- [ASSIGNMENT]:
Scan the entries for the word "Step", and copy every line where it appears.

Interface dataset entries:
<<<<
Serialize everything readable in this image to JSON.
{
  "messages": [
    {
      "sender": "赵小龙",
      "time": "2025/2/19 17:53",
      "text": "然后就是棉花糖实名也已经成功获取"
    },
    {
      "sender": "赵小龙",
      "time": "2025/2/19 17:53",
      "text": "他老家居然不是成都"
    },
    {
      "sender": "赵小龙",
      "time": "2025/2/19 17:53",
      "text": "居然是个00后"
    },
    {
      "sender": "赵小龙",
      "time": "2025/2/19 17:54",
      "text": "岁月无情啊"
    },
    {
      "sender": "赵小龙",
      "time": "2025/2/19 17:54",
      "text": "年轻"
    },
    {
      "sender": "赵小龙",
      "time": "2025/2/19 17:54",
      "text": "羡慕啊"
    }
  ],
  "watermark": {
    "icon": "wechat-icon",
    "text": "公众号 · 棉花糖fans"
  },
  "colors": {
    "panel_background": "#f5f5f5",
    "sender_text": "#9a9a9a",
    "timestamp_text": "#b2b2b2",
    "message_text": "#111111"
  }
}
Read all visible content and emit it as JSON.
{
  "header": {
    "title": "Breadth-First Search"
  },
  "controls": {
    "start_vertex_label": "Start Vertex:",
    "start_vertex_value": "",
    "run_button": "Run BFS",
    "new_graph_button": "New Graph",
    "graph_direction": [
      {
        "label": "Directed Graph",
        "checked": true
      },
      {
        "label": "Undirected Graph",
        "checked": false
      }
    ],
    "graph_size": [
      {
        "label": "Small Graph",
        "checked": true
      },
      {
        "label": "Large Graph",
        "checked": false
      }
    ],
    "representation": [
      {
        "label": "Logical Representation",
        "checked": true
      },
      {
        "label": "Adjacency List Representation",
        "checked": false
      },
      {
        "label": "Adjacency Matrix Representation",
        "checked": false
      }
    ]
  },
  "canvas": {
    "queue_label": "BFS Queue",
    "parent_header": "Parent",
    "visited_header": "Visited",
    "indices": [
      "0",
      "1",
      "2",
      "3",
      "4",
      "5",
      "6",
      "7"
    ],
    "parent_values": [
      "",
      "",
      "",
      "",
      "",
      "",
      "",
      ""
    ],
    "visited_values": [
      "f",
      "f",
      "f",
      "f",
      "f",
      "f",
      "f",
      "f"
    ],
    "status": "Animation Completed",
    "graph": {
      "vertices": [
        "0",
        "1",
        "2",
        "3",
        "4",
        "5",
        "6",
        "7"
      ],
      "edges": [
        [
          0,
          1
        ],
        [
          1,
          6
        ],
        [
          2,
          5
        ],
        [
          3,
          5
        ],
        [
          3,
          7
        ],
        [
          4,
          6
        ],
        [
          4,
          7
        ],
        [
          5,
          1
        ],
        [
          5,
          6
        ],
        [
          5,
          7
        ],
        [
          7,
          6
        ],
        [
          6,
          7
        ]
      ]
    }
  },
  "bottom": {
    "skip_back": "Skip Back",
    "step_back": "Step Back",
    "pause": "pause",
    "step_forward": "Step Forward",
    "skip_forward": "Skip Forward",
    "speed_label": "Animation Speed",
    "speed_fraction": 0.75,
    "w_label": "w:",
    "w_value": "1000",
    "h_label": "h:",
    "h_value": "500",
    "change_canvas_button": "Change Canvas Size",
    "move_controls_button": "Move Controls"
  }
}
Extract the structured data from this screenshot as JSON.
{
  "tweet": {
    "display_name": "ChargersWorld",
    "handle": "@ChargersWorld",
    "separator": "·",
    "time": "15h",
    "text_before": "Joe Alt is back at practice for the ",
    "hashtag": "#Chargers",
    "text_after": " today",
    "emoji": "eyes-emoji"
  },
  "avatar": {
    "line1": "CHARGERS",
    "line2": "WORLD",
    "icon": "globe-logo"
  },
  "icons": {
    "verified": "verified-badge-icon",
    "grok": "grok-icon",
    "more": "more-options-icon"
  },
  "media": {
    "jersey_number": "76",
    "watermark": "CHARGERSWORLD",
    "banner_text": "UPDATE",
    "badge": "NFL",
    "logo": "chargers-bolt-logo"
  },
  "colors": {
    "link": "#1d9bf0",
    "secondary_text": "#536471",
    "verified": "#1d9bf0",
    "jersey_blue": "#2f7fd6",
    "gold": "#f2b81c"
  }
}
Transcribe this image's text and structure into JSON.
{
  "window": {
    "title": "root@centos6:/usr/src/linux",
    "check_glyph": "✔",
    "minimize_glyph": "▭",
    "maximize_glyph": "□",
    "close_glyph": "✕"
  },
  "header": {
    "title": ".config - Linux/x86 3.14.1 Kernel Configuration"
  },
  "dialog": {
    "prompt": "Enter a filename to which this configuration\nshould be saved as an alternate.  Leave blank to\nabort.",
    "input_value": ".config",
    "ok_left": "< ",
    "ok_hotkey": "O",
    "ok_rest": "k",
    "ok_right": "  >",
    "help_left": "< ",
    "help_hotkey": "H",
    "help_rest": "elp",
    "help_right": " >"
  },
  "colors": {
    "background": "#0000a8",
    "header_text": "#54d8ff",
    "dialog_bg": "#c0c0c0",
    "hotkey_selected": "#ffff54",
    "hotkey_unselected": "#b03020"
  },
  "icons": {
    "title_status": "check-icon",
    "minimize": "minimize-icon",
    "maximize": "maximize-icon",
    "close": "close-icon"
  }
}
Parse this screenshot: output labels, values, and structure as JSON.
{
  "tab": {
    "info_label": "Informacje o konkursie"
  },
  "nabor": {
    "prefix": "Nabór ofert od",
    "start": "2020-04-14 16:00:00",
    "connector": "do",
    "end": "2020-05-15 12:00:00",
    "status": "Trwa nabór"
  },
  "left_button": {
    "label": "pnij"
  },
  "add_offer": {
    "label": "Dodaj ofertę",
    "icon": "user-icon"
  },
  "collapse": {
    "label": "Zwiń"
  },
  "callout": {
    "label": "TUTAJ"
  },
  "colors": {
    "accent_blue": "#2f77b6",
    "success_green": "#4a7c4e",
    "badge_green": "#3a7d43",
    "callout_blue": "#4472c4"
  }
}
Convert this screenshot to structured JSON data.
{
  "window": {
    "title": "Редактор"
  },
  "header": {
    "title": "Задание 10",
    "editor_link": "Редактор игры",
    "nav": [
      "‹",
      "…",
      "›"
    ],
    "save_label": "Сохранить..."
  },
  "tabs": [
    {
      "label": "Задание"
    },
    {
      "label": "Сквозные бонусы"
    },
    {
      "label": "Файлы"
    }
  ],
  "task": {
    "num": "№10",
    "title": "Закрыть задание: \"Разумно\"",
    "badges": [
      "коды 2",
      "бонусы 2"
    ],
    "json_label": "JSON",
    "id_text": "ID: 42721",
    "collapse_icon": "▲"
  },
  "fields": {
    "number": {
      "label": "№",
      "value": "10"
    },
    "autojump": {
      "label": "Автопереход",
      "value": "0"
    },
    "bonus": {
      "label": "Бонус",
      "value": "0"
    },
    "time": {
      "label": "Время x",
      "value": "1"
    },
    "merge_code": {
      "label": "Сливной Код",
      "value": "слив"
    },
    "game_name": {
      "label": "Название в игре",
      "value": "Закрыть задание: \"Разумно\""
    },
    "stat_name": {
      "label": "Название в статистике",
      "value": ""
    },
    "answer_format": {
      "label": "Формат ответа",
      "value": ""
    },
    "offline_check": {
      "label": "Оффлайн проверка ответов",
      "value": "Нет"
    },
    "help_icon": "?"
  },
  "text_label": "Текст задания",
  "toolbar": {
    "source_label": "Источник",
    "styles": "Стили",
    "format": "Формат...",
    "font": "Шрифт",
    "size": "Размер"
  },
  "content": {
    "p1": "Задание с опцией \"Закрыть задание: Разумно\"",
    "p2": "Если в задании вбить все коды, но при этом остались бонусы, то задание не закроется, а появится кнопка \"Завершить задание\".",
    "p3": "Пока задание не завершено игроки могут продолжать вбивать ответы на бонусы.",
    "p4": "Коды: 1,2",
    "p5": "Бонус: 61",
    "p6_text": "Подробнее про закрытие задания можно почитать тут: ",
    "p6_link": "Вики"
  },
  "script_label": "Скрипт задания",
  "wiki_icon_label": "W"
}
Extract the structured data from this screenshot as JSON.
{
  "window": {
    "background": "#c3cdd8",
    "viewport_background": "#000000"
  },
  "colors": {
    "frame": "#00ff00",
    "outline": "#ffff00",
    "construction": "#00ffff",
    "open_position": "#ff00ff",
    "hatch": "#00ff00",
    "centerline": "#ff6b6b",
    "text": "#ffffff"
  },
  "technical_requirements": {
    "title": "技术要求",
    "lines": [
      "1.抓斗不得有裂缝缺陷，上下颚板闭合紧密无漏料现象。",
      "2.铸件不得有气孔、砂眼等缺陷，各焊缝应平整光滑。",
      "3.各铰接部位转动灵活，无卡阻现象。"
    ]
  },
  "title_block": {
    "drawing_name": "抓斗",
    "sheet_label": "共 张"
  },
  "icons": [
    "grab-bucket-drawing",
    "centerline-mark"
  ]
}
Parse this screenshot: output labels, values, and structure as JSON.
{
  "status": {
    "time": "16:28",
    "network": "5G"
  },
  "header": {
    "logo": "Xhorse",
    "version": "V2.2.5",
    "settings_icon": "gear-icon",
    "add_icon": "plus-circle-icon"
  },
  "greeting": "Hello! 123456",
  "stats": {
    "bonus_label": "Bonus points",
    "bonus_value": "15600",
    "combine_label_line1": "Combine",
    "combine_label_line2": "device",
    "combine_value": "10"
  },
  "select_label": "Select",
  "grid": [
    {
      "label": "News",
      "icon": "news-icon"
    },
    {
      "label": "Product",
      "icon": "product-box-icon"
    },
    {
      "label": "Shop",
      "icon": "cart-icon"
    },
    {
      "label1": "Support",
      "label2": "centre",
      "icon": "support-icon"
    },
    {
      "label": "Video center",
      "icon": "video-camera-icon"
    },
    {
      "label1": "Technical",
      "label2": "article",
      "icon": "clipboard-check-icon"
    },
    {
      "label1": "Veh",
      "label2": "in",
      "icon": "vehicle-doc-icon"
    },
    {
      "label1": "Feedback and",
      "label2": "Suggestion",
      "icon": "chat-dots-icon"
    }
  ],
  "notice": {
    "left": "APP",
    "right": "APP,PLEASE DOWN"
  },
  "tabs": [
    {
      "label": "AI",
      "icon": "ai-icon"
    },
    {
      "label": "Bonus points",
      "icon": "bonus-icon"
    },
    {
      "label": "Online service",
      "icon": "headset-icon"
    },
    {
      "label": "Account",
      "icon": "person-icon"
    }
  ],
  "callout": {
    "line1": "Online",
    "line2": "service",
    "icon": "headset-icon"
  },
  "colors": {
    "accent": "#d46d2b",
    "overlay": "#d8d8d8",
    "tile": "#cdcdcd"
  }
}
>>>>
- [ANSWER SPACE]:
    "step_back": "Step Back",
    "step_forward": "Step Forward",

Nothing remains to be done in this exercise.